While the California Supreme Court is still reviewing the question whether a writ of mandate is the sole method of reviewing an order on a motion for good faith settlement (Code Civ. Proc., 877.6, subd. (e); In re Pacific Fertility Cases (2022) 78 Cal.App.5th 568, review granted August 17, 2022, S275134), a defendant appealed the denial of its motion in Armstrong Townhomes, LLC v. Milgard Mfg. (D1d2 Mar. 9, 2023 No. A164469) (nonpub. opn.).
The problem with the notice of appeal was it was filed 68 days after the notice of entry of order—too late. (Recall, however, that writ petitions are not subject to the jurisdictional filing deadlines.)
So the Court of Appeal asked the defendant to file a letter brief explaining why the appeal should not be dismissed. Here, the defendant had taken the position that the appeal was filed only after the Court of Appeal had summarily denied a writ petition—yet there was no writ petition in the record. What, the court wanted to know, was the defendant talking about?
But the defendant did not file the invited letter brief. Counsel sent the clerk an email indicating they “plan on submitting a letter brief,” but due to preparation for an upcoming trial, they needed an extension, which the court declined.
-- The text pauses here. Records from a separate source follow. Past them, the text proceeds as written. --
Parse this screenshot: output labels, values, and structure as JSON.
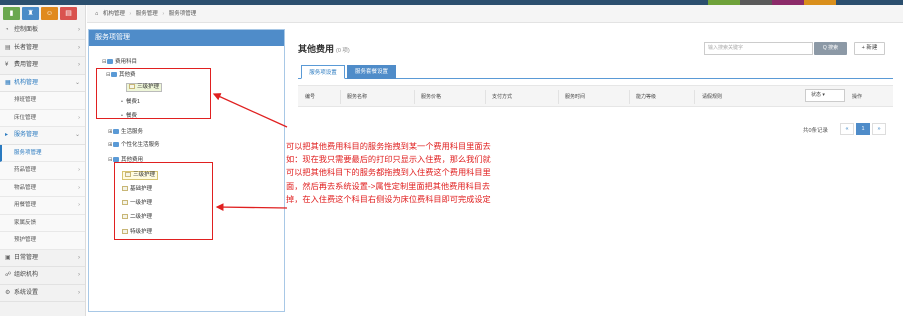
{
  "topbar": {
    "color": "#2b4f6e",
    "segments": [
      {
        "color": "#6fa23a"
      },
      {
        "color": "#5a5a5a"
      },
      {
        "color": "#8c2b6a"
      },
      {
        "color": "#d98f1c"
      }
    ]
  },
  "sidebar": {
    "tabs": [
      {
        "icon": "bar-chart-icon",
        "glyph": "▮",
        "color": "#6aa84f"
      },
      {
        "icon": "trophy-icon",
        "glyph": "♜",
        "color": "#4a8bc7"
      },
      {
        "icon": "users-icon",
        "glyph": "☺",
        "color": "#e08a1e"
      },
      {
        "icon": "tasks-icon",
        "glyph": "▤",
        "color": "#d9534f"
      }
    ],
    "items": [
      {
        "label": "控制面板",
        "icon": "dashboard-icon",
        "glyph": "◔",
        "chevron": "›"
      },
      {
        "label": "长者管理",
        "icon": "list-icon",
        "glyph": "▤",
        "chevron": "›"
      },
      {
        "label": "费用管理",
        "icon": "money-icon",
        "glyph": "¥",
        "chevron": "›"
      },
      {
        "label": "机构管理",
        "icon": "building-icon",
        "glyph": "▦",
        "chevron": "⌄",
        "active": true
      },
      {
        "label": "排班管理",
        "sub": true
      },
      {
        "label": "床位管理",
        "chevron": "›",
        "sub2": true
      },
      {
        "label": "服务管理",
        "icon": "service-icon",
        "glyph": "▸",
        "chevron": "⌄",
        "active": true
      },
      {
        "label": "服务项管理",
        "sub": true,
        "current": true
      },
      {
        "label": "药品管理",
        "chevron": "›",
        "sub2": true
      },
      {
        "label": "物品管理",
        "chevron": "›",
        "sub2": true
      },
      {
        "label": "用餐管理",
        "chevron": "›",
        "sub2": true
      },
      {
        "label": "家属反馈",
        "sub": true
      },
      {
        "label": "预护管理",
        "sub": true
      },
      {
        "label": "日常管理",
        "icon": "calendar-icon",
        "glyph": "▣",
        "chevron": "›"
      },
      {
        "label": "组织机构",
        "icon": "org-icon",
        "glyph": "☍",
        "chevron": "›"
      },
      {
        "label": "系统设置",
        "icon": "settings-icon",
        "glyph": "⚙",
        "chevron": "›"
      }
    ]
  },
  "breadcrumb": {
    "home": "机构管理",
    "b2": "服务管理",
    "b3": "服务项管理"
  },
  "tree": {
    "title": "服务项管理",
    "nodes": [
      {
        "label": "费用科目",
        "exp": "⊟",
        "ico": "folder"
      },
      {
        "label": "其他费",
        "exp": "⊟",
        "ico": "folder"
      },
      {
        "label": "三级护理",
        "ico": "file",
        "style": "drag"
      },
      {
        "label": "餐费1",
        "exp": "•",
        "ico": "none"
      },
      {
        "label": "餐费",
        "exp": "•",
        "ico": "none"
      },
      {
        "label": "生活服务",
        "exp": "⊞",
        "ico": "folder"
      },
      {
        "label": "个性化生活服务",
        "exp": "⊞",
        "ico": "folder"
      },
      {
        "label": "其他费用",
        "exp": "⊟",
        "ico": "folder"
      },
      {
        "label": "三级护理",
        "ico": "file",
        "style": "sel"
      },
      {
        "label": "基础护理",
        "ico": "file"
      },
      {
        "label": "一级护理",
        "ico": "file"
      },
      {
        "label": "二级护理",
        "ico": "file"
      },
      {
        "label": "特级护理",
        "ico": "file"
      }
    ]
  },
  "main": {
    "title": "其他费用",
    "count": "(0 项)",
    "search_placeholder": "输入搜索关键字",
    "search_btn": "Q 搜索",
    "new_btn": "+ 新建",
    "tabs": [
      {
        "label": "服务项设置",
        "active": true
      },
      {
        "label": "服务套餐设置",
        "active": false
      }
    ],
    "columns": [
      "编号",
      "服务名称",
      "服务价格",
      "支付方式",
      "服务时间",
      "能力等级",
      "请假规则",
      "状态",
      "操作"
    ],
    "status_select": "状态 ▾",
    "pager": {
      "total": "共0条记录",
      "prev": "«",
      "page": "1",
      "next": "»"
    }
  },
  "annotation": {
    "color": "#e02020",
    "lines": [
      "可以把其他费用科目的服务拖拽到某一个费用科目里面去",
      "如：现在我只需要最后的打印只显示入住费，那么我们就",
      "可以把其他科目下的服务都拖拽到入住费这个费用科目里",
      "面，然后再去系统设置->属性定制里面把其他费用科目去",
      "掉，在入住费这个科目右侧设为床位费科目即可完成设定"
    ]
  }
}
The requested brief having never been filed, the court dismissed the appeal as untimely.